In July 2008, the Times claimed that Iran might be developing germ warfare agents because of the reported purchase of 215 wild monkeys from a Tanzanian dealer for drug testing at the Razi Vaccine and Serum Institute in Tehran.  It is unfortunately true that many countries continue to test drugs on primates but testing drugs does not necessarily equate to germ warfare.  The story was never corroborated.

A September 2007 story on the alleged Syrian nuclear reactor included a somewhat implausible account of how Israeli commandoes had seized nuclear material from the site before it was bombed.  The story was unique to the Times and appears to be untrue, almost certainly coming from an Israeli government source.  If Israel had actually seized any compromising material, it would have show it to the world’s media to bolster its case against Damascus. The story also provided the opportunity to throw punches at Iran, claiming that Iran, Syria, and North Korea constitute a new "axis of evil" and quoting a source at the neocon Washington Institute of Near East Policy who described Syria as a "client" of Iran.

In April 2007, the Times featured a shocking article claiming that Iran was assisting al-Qaeda in Iraq to enable it to stage a "Nagasaki or Hiroshima size attack" against a western target, possibly using a dirty bomb.  Most intelligence sources considered the story to be highly implausible, bordering on ridiculous.   A month earlier the Times described the defection of Iranian former Revolutionary Guard General Ali Reza Asgari.  Per the Times, Asgari was the "father of Hezbollah" and was carrying documents proving Iran’s links to terrorists.  In reality, Asgari was a 43-year-old businessman snatched off an Istanbul street in a joint CIA Turkish operation.  He had been out of the Iranian government for several years, had no documents, and had not been in Lebanon since 1989. 

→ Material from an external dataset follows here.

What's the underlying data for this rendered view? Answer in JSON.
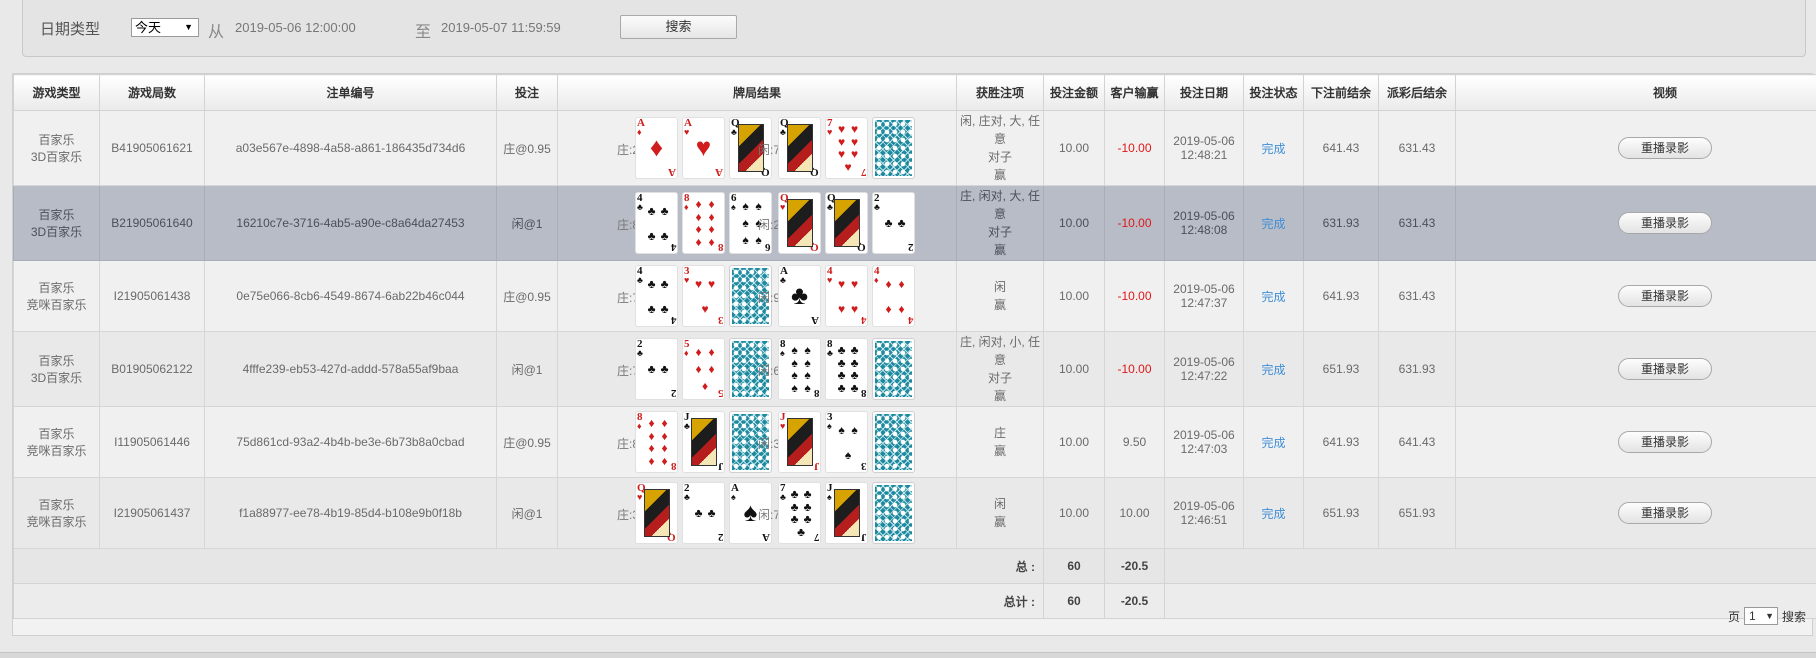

Two Times articles in August and September 2006 described how Iran was seeking to buy uranium from the Congo and also attempting to obtain ballistic missiles from criminal members of the security services in the Ukraine that would be capable of carrying nuclear weapons.  Neither article was ever independently corroborated.  The original source of the uranium story appears to have been a memo leaked from the Pentagon’s Office of the Undersecretary for Defense Policy headed by Eric Edelman, who succeeded Doug Feith.

I am not suggesting for a moment that the Times and other Rupert Murdoch-owned newspapers don’t do some good reporting, and I would note in particular their exemplary coverage of the Sibel Edmonds story.  But I would warn that the conjunction of Middle East issues, most particularly the "Iranian threat," and the newspaper’s editorial slant in favor of Israel and interventionism invite caution.  If a breaking story relates to Iran and appears first in the Times it is probably not completely true and might be completely false, a shaky foundation for building a case for war.

Read more by Philip Giraldi